*Recorded information*.
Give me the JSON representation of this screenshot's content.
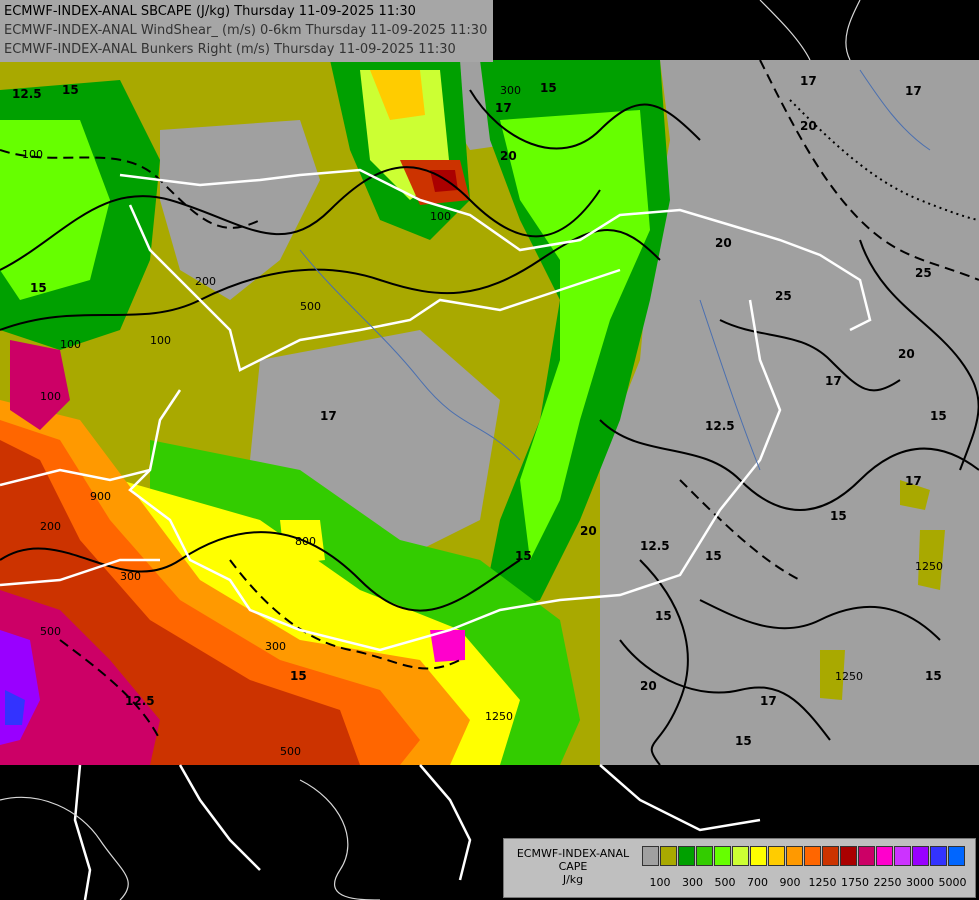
{
  "header": {
    "lines": [
      {
        "text": "ECMWF-INDEX-ANAL SBCAPE (J/kg) Thursday 11-09-2025 11:30",
        "color": "#000000"
      },
      {
        "text": "ECMWF-INDEX-ANAL WindShear_ (m/s) 0-6km Thursday 11-09-2025 11:30",
        "color": "#333333"
      },
      {
        "text": "ECMWF-INDEX-ANAL Bunkers Right (m/s) Thursday 11-09-2025 11:30",
        "color": "#333333"
      }
    ]
  },
  "legend": {
    "title_lines": [
      "ECMWF-INDEX-ANAL",
      "CAPE",
      "J/kg"
    ],
    "colors": [
      "#a0a0a0",
      "#a9a900",
      "#00a000",
      "#33cc00",
      "#66ff00",
      "#ccff33",
      "#ffff00",
      "#ffcc00",
      "#ff9900",
      "#ff6600",
      "#cc3300",
      "#aa0000",
      "#cc0066",
      "#ff00cc",
      "#cc33ff",
      "#9900ff",
      "#3333ff",
      "#0066ff",
      "#00ccff",
      "#33ffff",
      "#ccffff",
      "#ffffff"
    ],
    "tick_labels": [
      "100",
      "300",
      "500",
      "700",
      "900",
      "1250",
      "1750",
      "2250",
      "3000",
      "5000"
    ]
  },
  "contour_labels": {
    "windshear": [
      "12.5",
      "15",
      "15",
      "17",
      "15",
      "20",
      "25",
      "25",
      "20",
      "17",
      "15",
      "12.5",
      "15",
      "17",
      "15",
      "12.5",
      "15",
      "20",
      "17",
      "15",
      "15",
      "17",
      "20",
      "17",
      "15",
      "12.5",
      "17",
      "15",
      "20",
      "20"
    ],
    "cape": [
      "100",
      "100",
      "100",
      "100",
      "100",
      "200",
      "300",
      "200",
      "300",
      "300",
      "500",
      "500",
      "900",
      "800",
      "1250",
      "1250",
      "1250",
      "500",
      "300",
      "300",
      "900",
      "100",
      "100",
      "100"
    ]
  },
  "map_colors": {
    "ocean": "#000000",
    "no_data": "#a0a0a0",
    "border": "#ffffff",
    "coast": "#d8d8d8",
    "river": "#4a6fb0"
  }
}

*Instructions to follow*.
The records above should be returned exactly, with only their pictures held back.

*Written response*.
Give me the JSON representation of this screenshot's content.
{
  "header": {
    "lines": [
      {
        "text": "ECMWF-INDEX-ANAL SBCAPE (J/kg) Thursday 11-09-2025 11:30",
        "color": "#000000"
      },
      {
        "text": "ECMWF-INDEX-ANAL WindShear_ (m/s) 0-6km Thursday 11-09-2025 11:30",
        "color": "#333333"
      },
      {
        "text": "ECMWF-INDEX-ANAL Bunkers Right (m/s) Thursday 11-09-2025 11:30",
        "color": "#333333"
      }
    ]
  },
  "legend": {
    "title_lines": [
      "ECMWF-INDEX-ANAL",
      "CAPE",
      "J/kg"
    ],
    "colors": [
      "#a0a0a0",
      "#a9a900",
      "#00a000",
      "#33cc00",
      "#66ff00",
      "#ccff33",
      "#ffff00",
      "#ffcc00",
      "#ff9900",
      "#ff6600",
      "#cc3300",
      "#aa0000",
      "#cc0066",
      "#ff00cc",
      "#cc33ff",
      "#9900ff",
      "#3333ff",
      "#0066ff",
      "#00ccff",
      "#33ffff",
      "#ccffff",
      "#ffffff"
    ],
    "tick_labels": [
      "100",
      "300",
      "500",
      "700",
      "900",
      "1250",
      "1750",
      "2250",
      "3000",
      "5000"
    ]
  },
  "contour_labels": {
    "windshear": [
      "12.5",
      "15",
      "15",
      "17",
      "15",
      "20",
      "25",
      "25",
      "20",
      "17",
      "15",
      "12.5",
      "15",
      "17",
      "15",
      "12.5",
      "15",
      "20",
      "17",
      "15",
      "15",
      "17",
      "20",
      "17",
      "15",
      "12.5",
      "17",
      "15",
      "20",
      "20"
    ],
    "cape": [
      "100",
      "100",
      "100",
      "100",
      "100",
      "200",
      "300",
      "200",
      "300",
      "300",
      "500",
      "500",
      "900",
      "800",
      "1250",
      "1250",
      "1250",
      "500",
      "300",
      "300",
      "900",
      "100",
      "100",
      "100"
    ]
  },
  "map_colors": {
    "ocean": "#000000",
    "no_data": "#a0a0a0",
    "border": "#ffffff",
    "coast": "#d8d8d8",
    "river": "#4a6fb0"
  }
}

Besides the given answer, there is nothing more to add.